Do you know what this reminds me of? In the early years of the 20th century, the pundits predicted the death of Orthodox Judaism. They claimed it had no real hope in the brave new world of America. And yet Orthodoxy is thriving, and they are doing so precisely because they invested in education and maintained a culture of commitment to Jewish living. Yes, they suffered a drop in their numbers once upon a time, but by staying focused on what mattered, they turned their imminent demise around.
What does this mean for us here at Congregation Neveh Shalom? I think we have a bright future. We have a dynamic professional staff, committed and talented lay leaders, intelligent and kind congregants—and our city of Portland is growing. We are fortunate. That hardly means we can be complacent. We all need to invest in our future by embracing our present. I’m not only talking about our endowment. We have real challenges.
For example, people spend tremendous amounts of their time on cell phones. The pull the world has on us is thus far greater than most other generations had to deal with. Apart from the anxiety these devices create, our consumption of social media has led us to become less civil along with our fellow Americans.
When we were more insular, it was easier to pass on our heritage and religion, and to reject some of the negative forces of the larger culture. We may have more Jewish knowledge than many other denominations, but that doesn’t mean we have sufficient Jewish knowledge to address the complexities of contemporary life.
Additionally, increasing numbers of us fall in love with and then marry non-Jewish spouses. That’s not something we had witnessed in the last two thousand years—but it is something that we experienced long before that! The Bible is full of such examples.
But two thousand years is a long time. As a consequence, there was a time when the larger Jewish community was so frightened of inter-marriage, and was so vociferous about its dangers, that we effectively drove away those who fell in love with non-Jews. They felt rejected and didn’t believe they could find a place in our Conservative congregations.
What we’ve learned since then is that a beautiful partnership is possible in which we embrace the family and provide them the tools they need to live meaningful Jewish lives. They meet us halfway by committing to enrich the lives of their families through consistent Jewish experiences. In many ways, that doesn’t look different than how we educated families where both parents are Jewish. And that’s the point. Judaism enriches those who are open to it. So we have an obligation to be open to those who are open to it—to those who seek the power Judaism has to offer.
Finally, we need to always keep in mind that Judaism isn’t only for children or for families. Just as we’ve learned to be inclusive of people with many different orientations and backgrounds, we still need to do a better job at making synagogue life comfortable for those without families. We need to commit ourselves to adult Jewish learning and to adult social activities that aren’t only geared for couples.

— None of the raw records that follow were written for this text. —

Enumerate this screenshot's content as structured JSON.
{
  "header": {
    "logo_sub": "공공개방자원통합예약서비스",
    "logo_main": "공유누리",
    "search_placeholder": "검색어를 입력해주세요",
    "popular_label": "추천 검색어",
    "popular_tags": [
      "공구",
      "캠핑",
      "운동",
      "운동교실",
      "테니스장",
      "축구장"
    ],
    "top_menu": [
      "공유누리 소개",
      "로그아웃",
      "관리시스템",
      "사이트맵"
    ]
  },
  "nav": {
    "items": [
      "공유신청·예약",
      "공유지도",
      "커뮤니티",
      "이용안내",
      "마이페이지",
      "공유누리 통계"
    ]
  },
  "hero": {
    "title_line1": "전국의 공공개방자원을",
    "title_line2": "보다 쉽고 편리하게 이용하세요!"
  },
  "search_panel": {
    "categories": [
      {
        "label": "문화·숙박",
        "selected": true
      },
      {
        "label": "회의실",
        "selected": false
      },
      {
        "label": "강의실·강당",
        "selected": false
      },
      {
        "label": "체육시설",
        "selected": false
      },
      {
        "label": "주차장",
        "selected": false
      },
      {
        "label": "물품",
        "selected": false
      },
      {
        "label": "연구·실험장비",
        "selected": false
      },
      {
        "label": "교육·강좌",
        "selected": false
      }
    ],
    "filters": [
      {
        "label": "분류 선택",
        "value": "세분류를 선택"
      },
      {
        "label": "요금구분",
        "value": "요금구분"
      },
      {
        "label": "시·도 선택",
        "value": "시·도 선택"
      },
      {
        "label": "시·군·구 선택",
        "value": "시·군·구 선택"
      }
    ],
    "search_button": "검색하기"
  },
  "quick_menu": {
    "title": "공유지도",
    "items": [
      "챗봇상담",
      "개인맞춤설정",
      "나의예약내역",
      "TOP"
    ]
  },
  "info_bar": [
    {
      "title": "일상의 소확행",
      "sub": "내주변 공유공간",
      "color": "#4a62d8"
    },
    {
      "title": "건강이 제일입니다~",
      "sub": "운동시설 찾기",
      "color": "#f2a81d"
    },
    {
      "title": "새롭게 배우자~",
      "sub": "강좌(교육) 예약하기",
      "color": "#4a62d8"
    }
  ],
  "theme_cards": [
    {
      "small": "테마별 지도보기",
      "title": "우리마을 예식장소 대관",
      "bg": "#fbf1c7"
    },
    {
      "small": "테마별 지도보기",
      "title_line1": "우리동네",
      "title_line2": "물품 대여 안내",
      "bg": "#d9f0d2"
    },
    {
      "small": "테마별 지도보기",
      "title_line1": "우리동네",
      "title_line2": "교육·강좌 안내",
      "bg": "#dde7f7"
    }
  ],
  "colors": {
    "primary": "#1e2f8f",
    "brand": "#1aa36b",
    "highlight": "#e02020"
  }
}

The good news is that all of this is achievable.
In short, I’m arguing that there are only three resources we need in order to secure our congregation for the next century. We need financial resources, educational resources and resources of passionate meaning, engagement and welcoming.
Each of us has a responsibility to learn and grow Jewishly, to give back, and to endeavor to live more joyously. Let’s get busy!
Shabbat Table Talk
- What’s the last Jewish book you read?
- What is the next Jewish book you intend to read?
- What is your favorite thing about Conservative Judaism?
If you’d like to continue this discussion, follow this link to CNS’s Facebook page to share your own perspectives on the topics raised in this week’s Oasis Songs. Comments will be moderated as necessary.